Horner Letter to the Editor in The Washington Times

Please allow me to add to James Glassman's excellent analysis of how the Asia-Pacific Partnership on Clean Development and Climate, which the United States recently announced, has shown the Kyoto Protocol to be yesterday's answer to yesterday's assessment of tomorrow's problem ("Way beyond Kyoto," Commentary, Wednesday).

In short, various factors should leave us all wary of any interventionist meddling in markets, and, specifically, government attempts to pick technological winners. Yet the potential that this new agreement holds to reform the <?xml:namespace prefix = st1 ns = "urn:schemas-microsoft-com:office:smarttags" />Kyoto debate and supplant such a regime as the operative post-2012 framework leaves me a strong cheerleader.
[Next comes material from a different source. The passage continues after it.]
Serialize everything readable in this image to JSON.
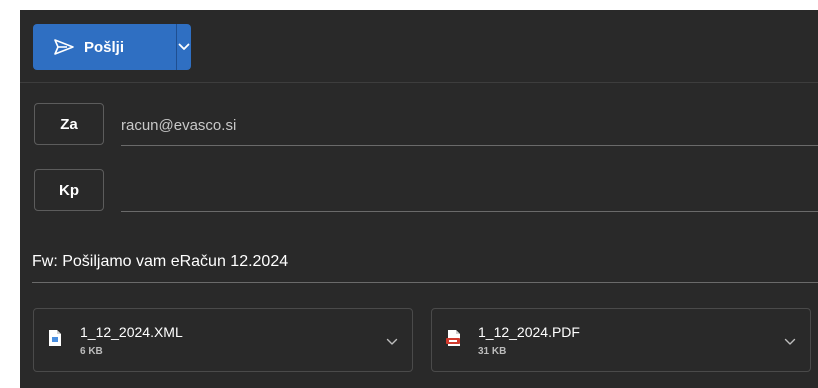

Yes, this pact is an alternative, as its critics bemoan, but not to Kyoto itself, a five-year agreement that nothing could drag Europe into abandoning, although it isn't even complying. Also, contrary to green propaganda, having both Kyoto signatories and nonparticipants sign a new agreement is a symptom, not a determinant, of Kyoto's failure.

This is an alternative to something that does not yet exist: a post-2012 agreement. (The current European Union negotiating posture, demanding even deeper rationing despite failure on the first go-round, ensures that such an agreement never will exist.)

The Asia-Pacific treaty occupies that field until something more attractive comes along for the 155 nations that have rejected Kyoto's cuts. Finally, it is Kyoto's death knell to all but the most intransigent because it accomplishes what Kyoto failed to do: It brings together the top emitters, prominently including the two major advanced economies (Australia and the United States) that refused to ratify and the two major developing economies that did ratify, but on the condition that they be exempt from any rationing (China and India).

Also important is the remarkably symbolic involvement of the host of the Kyoto talks, Japan, as a founding member.

To borrow the alarmists' claim that is ritually, if absurdly, made about the science: "We have a consensus against greenhouse gas (energy) rationing, and the consensus is growing."

Ultimately, President Bush has cleverly managed this issue to leave the sole outstanding question to be whether the increasingly isolated — dare I say unilateral? — European Union can accept a political loss and return to the table seeking practical responses to the challenge of potential anthropogenic climate change that are grounded in science and can be accepted widely.